As the interval approached, however, so Wolves’ influence grew. Only the width of the crossbar prevented Ruben Neves from edging them in front with a well-taken free-kick after O’Connell had brought down Diogo Jota.
It was the only time Dean Henderson found himself in trouble throughout the entire evening, as United took charge after the interval.
“I was delighted we scored when we did,” Wilder said. “For obvious reasons. But also because they (Wolves) are a really, really strong group.”
United had prepared for the contest threatening wholesale changes after seeing a combination of injuries and the demands of the revised fixture schedule begin to take their toll on Wilder’s squad. In the event they made only two, with captain Billy Sharp joining O’Connell in the starting eleven as David McGoldrick began a course of treatment on his injured foot.
Wolves also had selection issues, although nowhere near as challenging as their hosts. Pedro Neto missed out after taking a heavy blow during their defeat by Arsenal but Daniel Podence, viewed by many as a replacement in waiting for Raul Jiminez, made the trip to South Yorkshire after leaving quarantine and testing negative for Covid-19.
“We’re stretched and we’re really having to dig in, because we don’t have the same squad size as other teams around us,” Wilder said. “But the boys can play too. You don’t get a result otherwise.”
Jiminez, who valued at around £90m is reportedly attracting interest from the likes of Barcelona and Real Madrid, spent most of the evening on the periphery of a contest which ebbed one way and then the other. The same could be said of Traore, who had been one of the central characters in the story of Decemer’s 1-1 draw in the Black Country.
Instead it was Stevens who emerged as one of the most creative players on the pitch, charging upfield at every opportunity and producing a delightful centre just after the break which only just slid past both Sharp and substitute Mousset.
Zivkovic was the next to show, teeing up Baldock as United’s grip on proceedings tightened.

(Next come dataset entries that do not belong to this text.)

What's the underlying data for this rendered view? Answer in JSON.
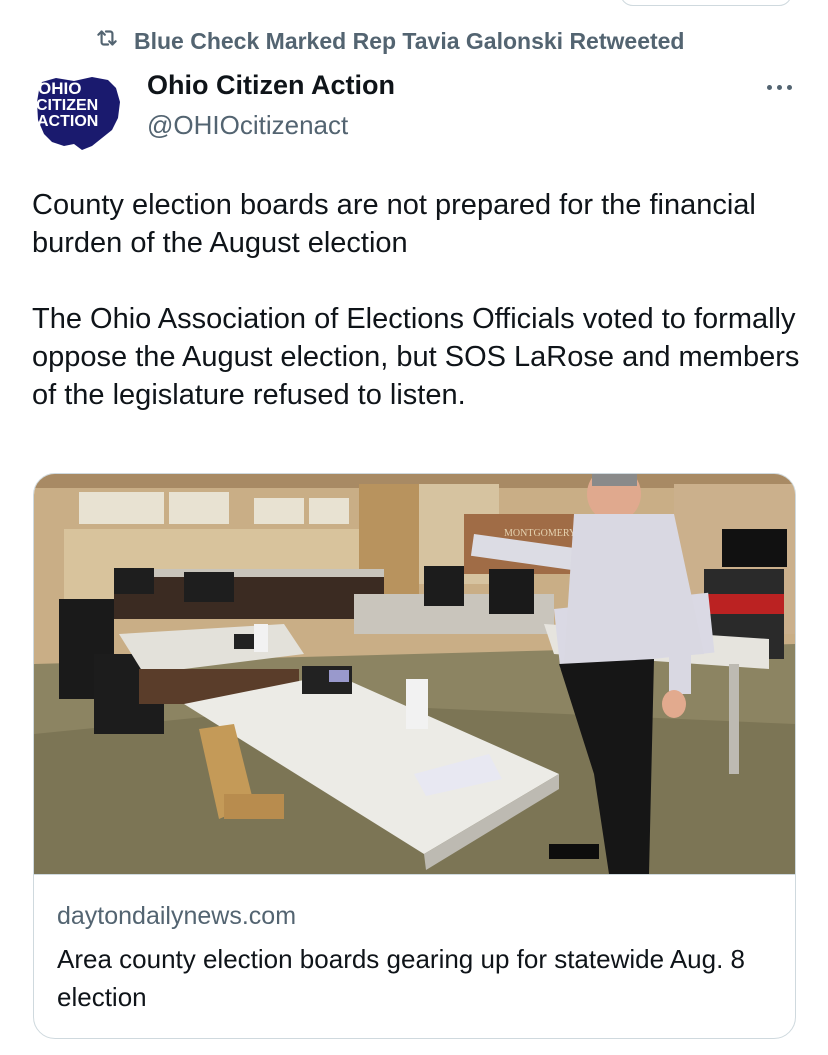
{
  "retweet": {
    "icon": "retweet-icon",
    "text": "Blue Check Marked Rep Tavia Galonski Retweeted"
  },
  "author": {
    "avatar_text": [
      "OHIO",
      "CITIZEN",
      "ACTION"
    ],
    "name": "Ohio Citizen Action",
    "handle": "@OHIOcitizenact"
  },
  "tweet": {
    "paragraph1": "County election boards are not prepared for the financial burden of the August election",
    "paragraph2": "The Ohio Association of Elections Officials voted to formally oppose the August election, but SOS LaRose and members of the legislature refused to listen."
  },
  "card": {
    "domain": "daytondailynews.com",
    "title": "Area county election boards gearing up for statewide Aug. 8 election"
  },
  "colors": {
    "text_primary": "#0f1419",
    "text_secondary": "#536471",
    "border": "#cfd9de",
    "avatar_blue": "#1a1a6e"
  }
}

But the wing-back miscalculated his angles, despite making good contact with his header.
No matter as, after Ben Osborn had seen an attempt scrambled behind for a corner, Egan climbed highest to beat Patricio - who stood rooted to the spot as the ball nestled in the back of Wolves’ net.
Chris Basham’s circling run as Norwood prepared to deliver the set-piece helped drag the Irishman’s marker out of position.
“I’ve got to say, second-half, we’ve nicked a tight win through sheer determination and desire, to go out there and do exactly that,” Wilder said. “I think this is right up there in terms of performance and result.”
Sheffield United: Henderson, Basham, Egan, O’Connell, Baldock, Stevens, Norwood, Osborn, Berge, Sharp (Zivkovic 71), McBurnie (Mousset 49), Not used: Moore, Lundstram, Jagielka, K Freeman, Robinson, Rodwell.
Wolverhampton Wanderers: Patricio, Doherty, Neves, Jiminez, Boly, Coady, Jota, Jonny, Saiss, Moutinho, Traore (Dendoncker 79). Not used: Ruddy, Podence, Gibbs-White, Vinagre, Campana, Kilman, Buur.
Referee: Martin Atkinson (West Yorkshire).